**INSTRUCTIONS TO FOLLOW**
Copy all lines holding the word "JSON" from the entries.

--- STORED DATA Enclosed Below ---

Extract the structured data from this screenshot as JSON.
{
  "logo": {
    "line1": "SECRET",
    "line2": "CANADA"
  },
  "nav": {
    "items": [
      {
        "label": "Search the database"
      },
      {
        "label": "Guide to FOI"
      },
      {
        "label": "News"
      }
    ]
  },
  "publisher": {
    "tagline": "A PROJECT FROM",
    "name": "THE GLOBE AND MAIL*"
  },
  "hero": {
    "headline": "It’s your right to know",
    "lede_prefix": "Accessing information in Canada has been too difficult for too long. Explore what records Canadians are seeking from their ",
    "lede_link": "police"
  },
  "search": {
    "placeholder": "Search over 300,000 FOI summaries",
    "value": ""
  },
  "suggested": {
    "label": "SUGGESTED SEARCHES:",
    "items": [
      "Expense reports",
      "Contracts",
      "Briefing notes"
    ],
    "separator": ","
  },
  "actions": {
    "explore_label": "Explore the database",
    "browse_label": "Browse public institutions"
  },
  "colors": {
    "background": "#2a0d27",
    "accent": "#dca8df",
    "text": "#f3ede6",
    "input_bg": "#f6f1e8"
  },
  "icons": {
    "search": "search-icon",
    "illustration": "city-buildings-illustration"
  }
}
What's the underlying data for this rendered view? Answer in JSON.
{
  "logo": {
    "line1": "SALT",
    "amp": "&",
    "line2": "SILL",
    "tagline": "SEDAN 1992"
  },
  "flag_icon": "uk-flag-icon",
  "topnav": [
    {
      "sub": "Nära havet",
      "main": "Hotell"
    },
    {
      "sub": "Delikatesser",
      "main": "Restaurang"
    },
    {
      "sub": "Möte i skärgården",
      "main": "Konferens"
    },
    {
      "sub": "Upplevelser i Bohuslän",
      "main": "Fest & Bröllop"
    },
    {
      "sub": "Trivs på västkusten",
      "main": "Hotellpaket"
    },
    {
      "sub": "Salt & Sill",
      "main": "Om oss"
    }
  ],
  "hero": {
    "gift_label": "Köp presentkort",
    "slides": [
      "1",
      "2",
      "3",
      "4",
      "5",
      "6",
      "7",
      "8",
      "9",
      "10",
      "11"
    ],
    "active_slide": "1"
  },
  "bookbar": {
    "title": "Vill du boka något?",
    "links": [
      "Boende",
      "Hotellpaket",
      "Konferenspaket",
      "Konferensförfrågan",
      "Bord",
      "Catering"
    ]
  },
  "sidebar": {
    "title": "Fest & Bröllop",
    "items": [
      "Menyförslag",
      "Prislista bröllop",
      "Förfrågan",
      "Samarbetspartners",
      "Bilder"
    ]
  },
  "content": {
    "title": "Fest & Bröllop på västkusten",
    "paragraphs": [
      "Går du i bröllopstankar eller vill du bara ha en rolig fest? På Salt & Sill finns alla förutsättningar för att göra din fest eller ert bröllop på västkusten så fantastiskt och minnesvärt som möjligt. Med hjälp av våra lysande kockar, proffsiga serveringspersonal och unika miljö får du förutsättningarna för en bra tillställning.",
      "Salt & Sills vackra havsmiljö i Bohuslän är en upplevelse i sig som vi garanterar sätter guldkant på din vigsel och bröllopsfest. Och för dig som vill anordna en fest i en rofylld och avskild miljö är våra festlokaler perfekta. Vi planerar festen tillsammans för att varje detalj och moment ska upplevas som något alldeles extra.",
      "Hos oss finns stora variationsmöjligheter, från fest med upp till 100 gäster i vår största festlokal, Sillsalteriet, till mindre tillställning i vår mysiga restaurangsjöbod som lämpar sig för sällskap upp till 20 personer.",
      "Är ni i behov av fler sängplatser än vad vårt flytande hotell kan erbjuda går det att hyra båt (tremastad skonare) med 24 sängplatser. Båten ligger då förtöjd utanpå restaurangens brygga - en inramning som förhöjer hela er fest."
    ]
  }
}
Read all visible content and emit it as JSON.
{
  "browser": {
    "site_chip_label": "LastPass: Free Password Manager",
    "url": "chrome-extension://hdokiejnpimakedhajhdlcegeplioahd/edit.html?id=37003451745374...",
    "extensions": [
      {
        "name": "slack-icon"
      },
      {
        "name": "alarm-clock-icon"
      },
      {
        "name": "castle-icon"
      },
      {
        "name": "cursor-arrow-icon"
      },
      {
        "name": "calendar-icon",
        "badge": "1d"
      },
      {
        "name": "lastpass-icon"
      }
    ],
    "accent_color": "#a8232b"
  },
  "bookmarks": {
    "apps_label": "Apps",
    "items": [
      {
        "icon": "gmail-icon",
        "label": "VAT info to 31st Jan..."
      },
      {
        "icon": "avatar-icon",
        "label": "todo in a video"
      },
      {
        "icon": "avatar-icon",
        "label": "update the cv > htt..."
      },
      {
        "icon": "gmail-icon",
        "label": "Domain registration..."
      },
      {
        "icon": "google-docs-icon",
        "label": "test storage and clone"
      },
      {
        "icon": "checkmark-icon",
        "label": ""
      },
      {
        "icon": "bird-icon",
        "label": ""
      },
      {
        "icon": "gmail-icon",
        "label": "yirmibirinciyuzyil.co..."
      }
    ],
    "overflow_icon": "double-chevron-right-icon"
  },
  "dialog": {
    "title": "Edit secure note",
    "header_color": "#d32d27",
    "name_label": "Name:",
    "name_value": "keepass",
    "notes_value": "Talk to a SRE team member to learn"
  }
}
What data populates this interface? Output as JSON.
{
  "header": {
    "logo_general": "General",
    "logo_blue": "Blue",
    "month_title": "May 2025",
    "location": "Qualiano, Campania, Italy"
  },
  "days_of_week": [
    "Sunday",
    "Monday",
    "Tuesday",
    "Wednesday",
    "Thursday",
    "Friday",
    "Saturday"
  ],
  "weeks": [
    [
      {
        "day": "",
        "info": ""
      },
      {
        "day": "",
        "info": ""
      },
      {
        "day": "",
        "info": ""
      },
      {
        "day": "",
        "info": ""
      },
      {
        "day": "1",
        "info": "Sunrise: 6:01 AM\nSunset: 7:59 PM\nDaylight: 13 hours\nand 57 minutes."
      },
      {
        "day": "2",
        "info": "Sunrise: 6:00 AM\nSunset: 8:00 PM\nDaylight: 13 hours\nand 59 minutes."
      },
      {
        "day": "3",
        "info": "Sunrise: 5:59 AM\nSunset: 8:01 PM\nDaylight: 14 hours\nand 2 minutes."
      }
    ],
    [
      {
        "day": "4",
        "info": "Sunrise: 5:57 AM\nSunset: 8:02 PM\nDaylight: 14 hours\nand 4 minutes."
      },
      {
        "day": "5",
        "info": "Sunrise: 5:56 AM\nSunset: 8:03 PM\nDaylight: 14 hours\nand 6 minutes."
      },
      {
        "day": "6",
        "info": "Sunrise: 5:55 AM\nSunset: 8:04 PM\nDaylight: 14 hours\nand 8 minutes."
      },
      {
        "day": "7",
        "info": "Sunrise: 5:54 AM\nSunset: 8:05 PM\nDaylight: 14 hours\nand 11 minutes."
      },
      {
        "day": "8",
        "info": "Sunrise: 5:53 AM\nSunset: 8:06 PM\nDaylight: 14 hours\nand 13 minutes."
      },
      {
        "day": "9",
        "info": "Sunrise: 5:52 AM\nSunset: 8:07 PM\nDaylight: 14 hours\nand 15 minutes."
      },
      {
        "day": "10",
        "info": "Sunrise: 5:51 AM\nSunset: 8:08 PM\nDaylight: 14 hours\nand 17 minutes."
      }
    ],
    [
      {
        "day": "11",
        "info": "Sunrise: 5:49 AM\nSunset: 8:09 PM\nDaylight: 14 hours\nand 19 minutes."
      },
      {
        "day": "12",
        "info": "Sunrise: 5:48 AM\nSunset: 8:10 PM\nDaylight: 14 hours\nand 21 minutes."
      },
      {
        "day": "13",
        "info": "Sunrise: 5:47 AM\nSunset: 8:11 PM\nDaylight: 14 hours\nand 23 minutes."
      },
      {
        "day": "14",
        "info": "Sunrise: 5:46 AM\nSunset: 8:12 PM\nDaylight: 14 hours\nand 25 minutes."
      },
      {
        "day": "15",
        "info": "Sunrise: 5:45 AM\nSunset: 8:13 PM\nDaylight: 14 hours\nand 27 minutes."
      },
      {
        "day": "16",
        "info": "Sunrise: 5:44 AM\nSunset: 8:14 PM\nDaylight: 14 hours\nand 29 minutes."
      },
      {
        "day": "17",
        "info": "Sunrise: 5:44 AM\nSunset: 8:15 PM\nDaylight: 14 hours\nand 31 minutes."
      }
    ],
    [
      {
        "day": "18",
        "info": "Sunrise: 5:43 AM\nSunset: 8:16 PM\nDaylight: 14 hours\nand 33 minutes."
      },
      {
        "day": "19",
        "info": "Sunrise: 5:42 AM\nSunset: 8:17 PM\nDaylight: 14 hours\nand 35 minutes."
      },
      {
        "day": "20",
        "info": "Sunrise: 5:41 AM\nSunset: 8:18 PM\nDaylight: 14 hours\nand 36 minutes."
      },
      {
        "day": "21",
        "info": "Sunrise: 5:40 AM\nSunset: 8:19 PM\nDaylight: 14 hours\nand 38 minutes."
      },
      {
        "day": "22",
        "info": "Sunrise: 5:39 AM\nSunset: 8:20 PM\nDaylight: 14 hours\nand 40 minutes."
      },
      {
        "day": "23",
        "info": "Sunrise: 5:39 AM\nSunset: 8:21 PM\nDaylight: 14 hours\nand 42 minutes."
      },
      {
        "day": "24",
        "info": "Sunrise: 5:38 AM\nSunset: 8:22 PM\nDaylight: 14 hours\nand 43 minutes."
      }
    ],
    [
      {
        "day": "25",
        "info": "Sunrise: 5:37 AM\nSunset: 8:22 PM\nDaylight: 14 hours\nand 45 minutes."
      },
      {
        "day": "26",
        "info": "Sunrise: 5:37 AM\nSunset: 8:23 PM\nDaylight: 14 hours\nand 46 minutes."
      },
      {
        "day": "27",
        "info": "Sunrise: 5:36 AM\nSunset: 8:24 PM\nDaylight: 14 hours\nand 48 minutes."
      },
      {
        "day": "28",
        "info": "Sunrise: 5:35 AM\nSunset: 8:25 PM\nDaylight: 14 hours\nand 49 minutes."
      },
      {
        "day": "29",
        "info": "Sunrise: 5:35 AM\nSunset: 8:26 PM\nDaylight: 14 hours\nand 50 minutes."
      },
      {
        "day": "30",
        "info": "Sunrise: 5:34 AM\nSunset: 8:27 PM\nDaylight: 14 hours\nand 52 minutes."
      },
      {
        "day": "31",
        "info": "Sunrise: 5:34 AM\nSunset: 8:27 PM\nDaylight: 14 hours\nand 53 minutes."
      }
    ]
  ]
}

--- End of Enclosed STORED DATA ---

**ANSWER AREA**
Extract the structured data from this screenshot as JSON.
What's the underlying data for this rendered view? Answer in JSON.
Read all visible content and emit it as JSON.
What data populates this interface? Output as JSON.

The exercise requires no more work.